- REQUIREMENT:
If a line in the entries includes "CreateArray", show that line.
━━━━━━━━━━
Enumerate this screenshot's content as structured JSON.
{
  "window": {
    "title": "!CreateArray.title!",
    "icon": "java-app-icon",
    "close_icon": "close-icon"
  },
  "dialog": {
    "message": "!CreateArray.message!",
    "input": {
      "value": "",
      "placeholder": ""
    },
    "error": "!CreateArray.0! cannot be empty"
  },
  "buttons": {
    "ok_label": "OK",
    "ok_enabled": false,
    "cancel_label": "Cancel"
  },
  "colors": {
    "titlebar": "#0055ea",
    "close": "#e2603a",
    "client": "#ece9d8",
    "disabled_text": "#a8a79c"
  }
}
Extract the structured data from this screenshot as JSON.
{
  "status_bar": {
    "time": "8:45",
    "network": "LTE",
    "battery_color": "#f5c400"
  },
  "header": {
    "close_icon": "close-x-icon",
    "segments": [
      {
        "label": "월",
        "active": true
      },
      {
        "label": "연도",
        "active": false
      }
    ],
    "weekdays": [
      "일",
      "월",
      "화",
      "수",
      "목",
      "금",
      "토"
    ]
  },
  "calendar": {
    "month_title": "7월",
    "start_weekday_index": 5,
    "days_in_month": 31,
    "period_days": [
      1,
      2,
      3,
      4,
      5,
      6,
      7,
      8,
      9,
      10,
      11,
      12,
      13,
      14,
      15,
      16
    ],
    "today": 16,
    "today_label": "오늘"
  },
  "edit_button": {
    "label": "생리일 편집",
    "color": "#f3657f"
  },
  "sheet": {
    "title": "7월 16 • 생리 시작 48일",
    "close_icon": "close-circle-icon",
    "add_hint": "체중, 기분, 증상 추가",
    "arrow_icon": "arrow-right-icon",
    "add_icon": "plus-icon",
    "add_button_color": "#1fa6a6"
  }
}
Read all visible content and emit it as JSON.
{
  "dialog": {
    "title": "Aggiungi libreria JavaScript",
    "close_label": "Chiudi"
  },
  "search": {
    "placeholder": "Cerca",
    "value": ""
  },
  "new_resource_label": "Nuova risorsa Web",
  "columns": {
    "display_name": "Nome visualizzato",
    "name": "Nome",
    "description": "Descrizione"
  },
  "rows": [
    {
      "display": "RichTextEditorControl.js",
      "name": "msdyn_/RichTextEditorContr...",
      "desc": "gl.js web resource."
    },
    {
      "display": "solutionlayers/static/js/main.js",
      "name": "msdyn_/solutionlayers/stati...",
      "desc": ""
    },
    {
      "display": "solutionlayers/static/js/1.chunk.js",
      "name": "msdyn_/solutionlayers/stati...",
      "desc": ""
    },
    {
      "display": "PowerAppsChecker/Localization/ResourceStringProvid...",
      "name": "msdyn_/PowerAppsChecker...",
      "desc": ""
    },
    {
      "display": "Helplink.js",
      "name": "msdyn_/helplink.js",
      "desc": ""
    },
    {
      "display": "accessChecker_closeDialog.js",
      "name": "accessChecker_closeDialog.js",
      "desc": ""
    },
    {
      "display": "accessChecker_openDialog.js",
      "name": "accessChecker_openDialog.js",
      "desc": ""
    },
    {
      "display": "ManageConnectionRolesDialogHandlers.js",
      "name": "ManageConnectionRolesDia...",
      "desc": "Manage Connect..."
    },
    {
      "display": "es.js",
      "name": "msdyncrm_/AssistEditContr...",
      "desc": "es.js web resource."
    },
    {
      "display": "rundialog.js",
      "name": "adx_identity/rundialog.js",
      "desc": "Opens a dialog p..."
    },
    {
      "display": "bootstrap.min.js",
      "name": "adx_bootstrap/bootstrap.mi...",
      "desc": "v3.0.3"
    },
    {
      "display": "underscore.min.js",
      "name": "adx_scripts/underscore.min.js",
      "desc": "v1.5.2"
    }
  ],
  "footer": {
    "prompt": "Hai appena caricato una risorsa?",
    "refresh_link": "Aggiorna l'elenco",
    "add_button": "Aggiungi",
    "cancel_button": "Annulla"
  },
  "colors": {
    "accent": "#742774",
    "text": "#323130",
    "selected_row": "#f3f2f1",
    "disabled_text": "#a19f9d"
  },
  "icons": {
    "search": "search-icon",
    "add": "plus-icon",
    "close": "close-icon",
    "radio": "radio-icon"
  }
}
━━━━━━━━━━
- WRITTEN RESPONSE:
    "title": "!CreateArray.title!",
    "message": "!CreateArray.message!",
    "error": "!CreateArray.0! cannot be empty"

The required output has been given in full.